The origins of the KANBAN system
The KANBAN system is an agile project management methodology that has its origin in the JIT production processes conceived by Toyota in which they used cards or labels (“kanban” in Japanese) to identify the needs of material in the production chain.
As an agile project managing methodology it is has the pros that it is very easy to use, easy to update, easy to assimilate by the team, very well displayed (almost looks like a game), allows you to see the state of every project at a glance and, what I consider more important, helps to decide what to work in every day/week.
“Stop starting, start finishing”
this is the motto of the kanban methodology
The 5 most important guidelines to start using the methodology

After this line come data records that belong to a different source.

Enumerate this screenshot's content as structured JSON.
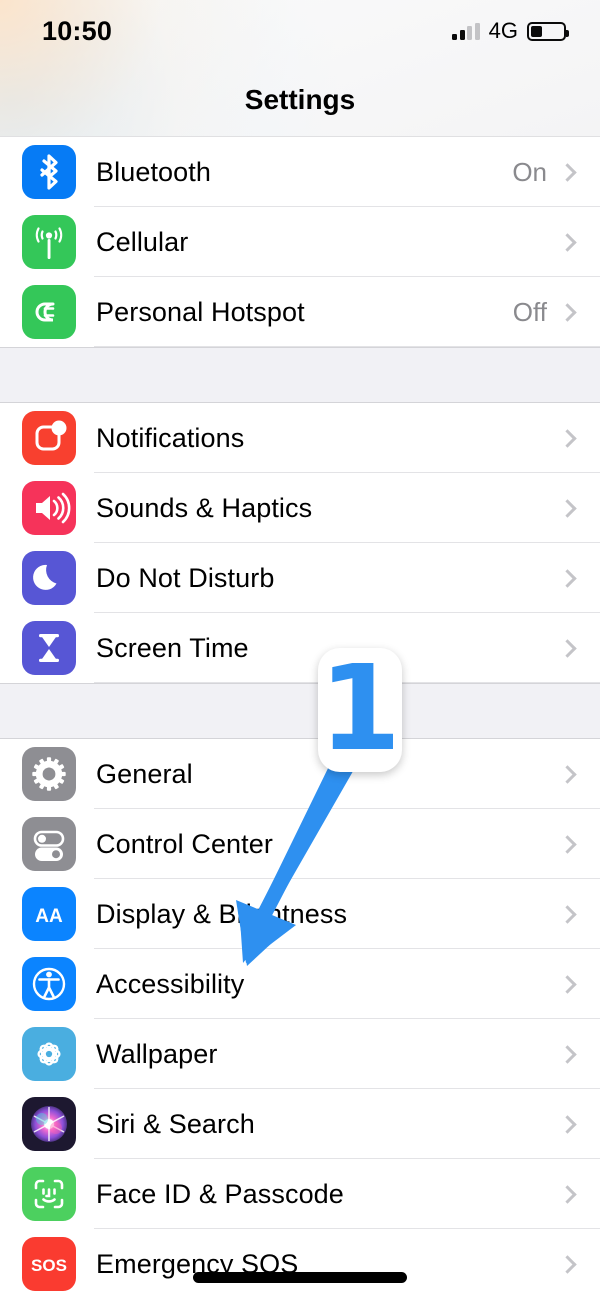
{
  "status_bar": {
    "time": "10:50",
    "network": "4G",
    "signal_icon": "cellular-signal-icon",
    "battery_icon": "battery-icon",
    "battery_level_percent": 36
  },
  "header": {
    "title": "Settings"
  },
  "annotation": {
    "step_number": "1",
    "arrow_icon": "arrow-down-left-icon",
    "accent_color": "#2e90f0",
    "points_to": "Accessibility"
  },
  "home_indicator": "home-indicator",
  "sections": [
    {
      "rows": [
        {
          "label": "Bluetooth",
          "value": "On",
          "icon": "bluetooth-icon",
          "icon_color": "#067bf5"
        },
        {
          "label": "Cellular",
          "value": "",
          "icon": "cellular-icon",
          "icon_color": "#34c759"
        },
        {
          "label": "Personal Hotspot",
          "value": "Off",
          "icon": "hotspot-icon",
          "icon_color": "#34c759"
        }
      ]
    },
    {
      "rows": [
        {
          "label": "Notifications",
          "value": "",
          "icon": "notifications-icon",
          "icon_color": "#f8402f"
        },
        {
          "label": "Sounds & Haptics",
          "value": "",
          "icon": "sounds-icon",
          "icon_color": "#f6335a"
        },
        {
          "label": "Do Not Disturb",
          "value": "",
          "icon": "moon-icon",
          "icon_color": "#5756d5"
        },
        {
          "label": "Screen Time",
          "value": "",
          "icon": "hourglass-icon",
          "icon_color": "#5756d5"
        }
      ]
    },
    {
      "rows": [
        {
          "label": "General",
          "value": "",
          "icon": "gear-icon",
          "icon_color": "#8e8e93"
        },
        {
          "label": "Control Center",
          "value": "",
          "icon": "toggles-icon",
          "icon_color": "#8e8e93"
        },
        {
          "label": "Display & Brightness",
          "value": "",
          "icon": "display-aa-icon",
          "icon_color": "#0b84ff"
        },
        {
          "label": "Accessibility",
          "value": "",
          "icon": "accessibility-icon",
          "icon_color": "#0b84ff"
        },
        {
          "label": "Wallpaper",
          "value": "",
          "icon": "wallpaper-icon",
          "icon_color": "#4aaee0"
        },
        {
          "label": "Siri & Search",
          "value": "",
          "icon": "siri-icon",
          "icon_color": "#1d1830"
        },
        {
          "label": "Face ID & Passcode",
          "value": "",
          "icon": "face-id-icon",
          "icon_color": "#4cd05f"
        },
        {
          "label": "Emergency SOS",
          "value": "",
          "icon": "sos-icon",
          "icon_color": "#fa3b30"
        }
      ]
    }
  ],
  "chevron_icon": "chevron-right-icon"
}
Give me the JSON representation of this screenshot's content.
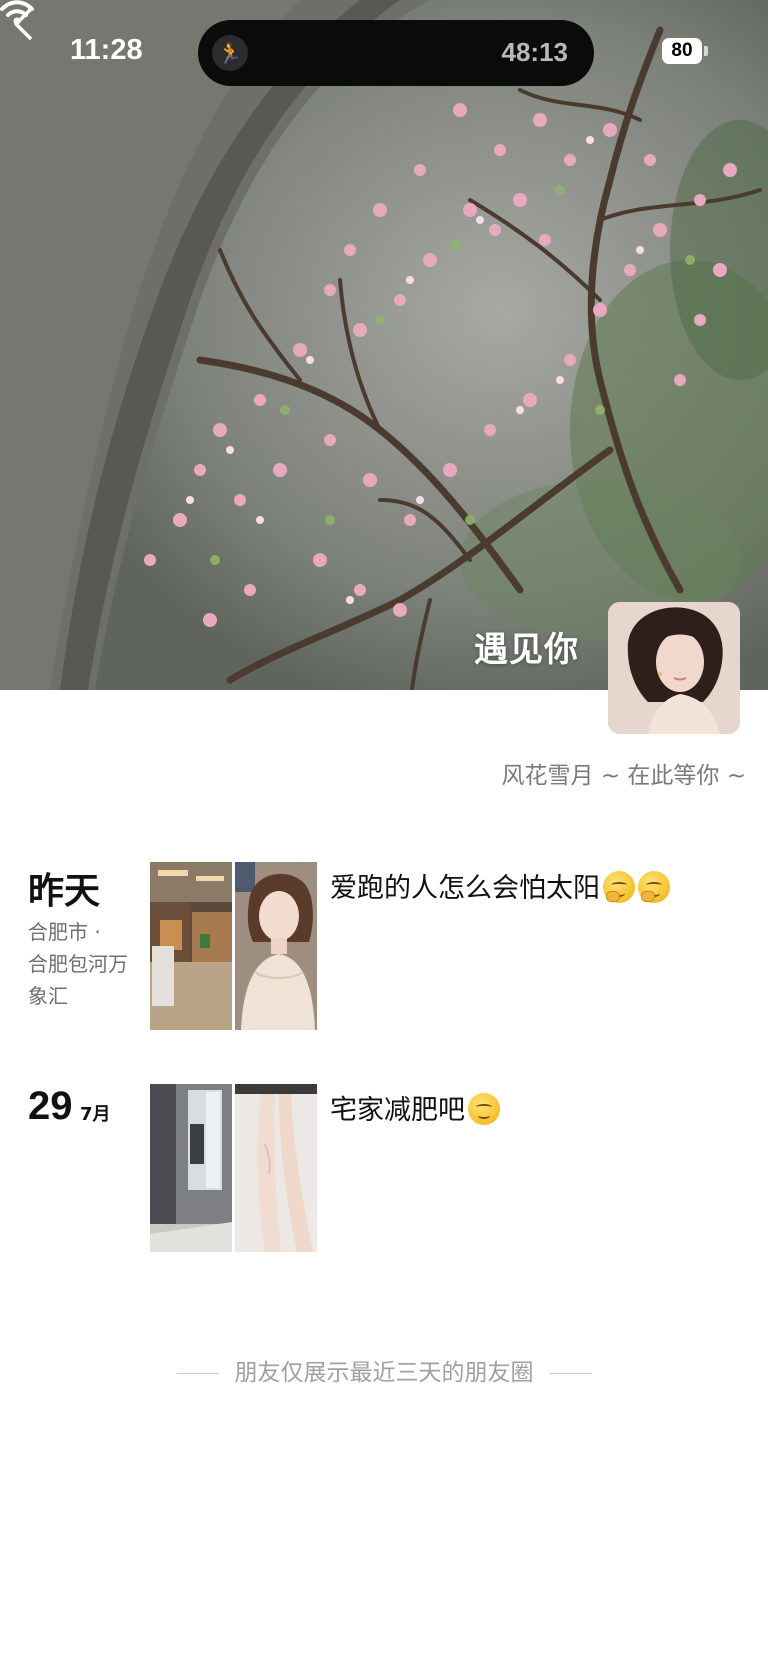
{
  "status_bar": {
    "time": "11:28",
    "activity_timer": "48:13",
    "battery_percent": "80"
  },
  "cover": {
    "title": "遇见你",
    "signature": "风花雪月 ~ 在此等你 ~"
  },
  "posts": [
    {
      "date_label": "昨天",
      "location_line1": "合肥市 ·",
      "location_line2": "合肥包河万",
      "location_line3": "象汇",
      "text": "爱跑的人怎么会怕太阳",
      "emoji_count": 2,
      "emoji_icon": "thinking-face-icon"
    },
    {
      "day": "29",
      "month": "7月",
      "text": "宅家减肥吧",
      "emoji_count": 1,
      "emoji_icon": "smiling-face-icon"
    }
  ],
  "footer": {
    "note": "朋友仅展示最近三天的朋友圈"
  },
  "colors": {
    "background": "#ffffff",
    "muted_text": "#7a7a7a",
    "footer_text": "#a0a0a0",
    "primary_text": "#111111"
  }
}
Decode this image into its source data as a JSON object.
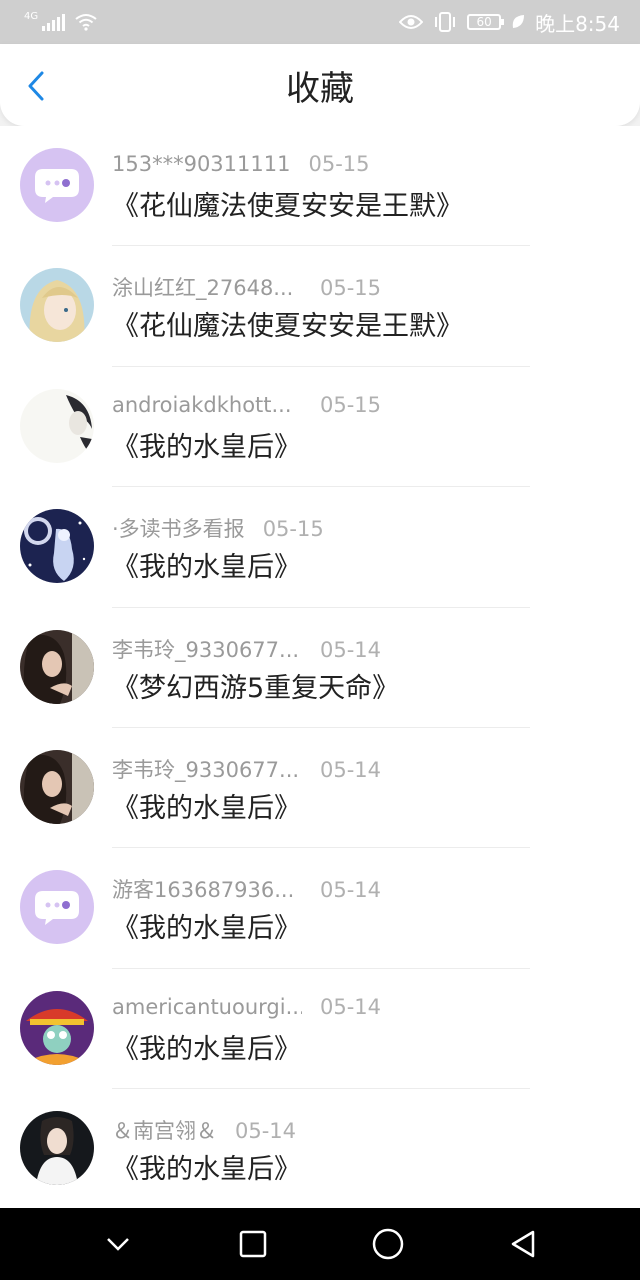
{
  "status_bar": {
    "network": "4G",
    "battery": "60",
    "time": "晚上8:54"
  },
  "header": {
    "title": "收藏",
    "back_icon": "chevron-left-icon"
  },
  "favorites": [
    {
      "nickname": "153***90311111",
      "date": "05-15",
      "book": "《花仙魔法使夏安安是王默》",
      "avatar": "default-chat-icon"
    },
    {
      "nickname": "涂山红红_27648...",
      "date": "05-15",
      "book": "《花仙魔法使夏安安是王默》",
      "avatar": "anime-girl"
    },
    {
      "nickname": "androiakdkhott...",
      "date": "05-15",
      "book": "《我的水皇后》",
      "avatar": "sketch-portrait"
    },
    {
      "nickname": "·多读书多看报",
      "date": "05-15",
      "book": "《我的水皇后》",
      "avatar": "night-fairy"
    },
    {
      "nickname": "李韦玲_9330677...",
      "date": "05-14",
      "book": "《梦幻西游5重复天命》",
      "avatar": "photo-portrait"
    },
    {
      "nickname": "李韦玲_9330677...",
      "date": "05-14",
      "book": "《我的水皇后》",
      "avatar": "photo-portrait"
    },
    {
      "nickname": "游客163687936...",
      "date": "05-14",
      "book": "《我的水皇后》",
      "avatar": "default-chat-icon"
    },
    {
      "nickname": "americantuourgi...",
      "date": "05-14",
      "book": "《我的水皇后》",
      "avatar": "cartoon-squid"
    },
    {
      "nickname": "＆南宫翎＆",
      "date": "05-14",
      "book": "《我的水皇后》",
      "avatar": "dark-portrait"
    }
  ],
  "colors": {
    "accent": "#1e88e5",
    "default_avatar": "#d6c3f2",
    "status_bar": "#cfcfcf"
  }
}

If you are going to work with this methodology, it is important:
- To define your projects work flow, being the most simple “To Do – Doing – Done”
- To visualize the pending work (“To do”), the one in progress (“Doing”) and the finished one (“Done”) at a glance using a Kanban board. Use post-its of different shapes and colors to define tasks, the person that must do the job as well as important milestones and messages for the team (like “Finish urgently”, “Important”, etc.)
- To limit the work in progress. The motto of the kanban methodology is something we must set in stone to optimize our productivity: “Stop starting, start finishing”, stop starting things/tasks/new projects and finish what’s already in progress.
- Measure to optimize you work flow and your productivity.
- Regularly check the work around the kanban board with the team.
In my company we manage our projects using this methodology and we have many Kanban boards set in the office. As we all are in the same room, we have opted to use physical boards so we can interact and play with it in every moment. There are also good tools to work with Kanban if you prefer to do it online.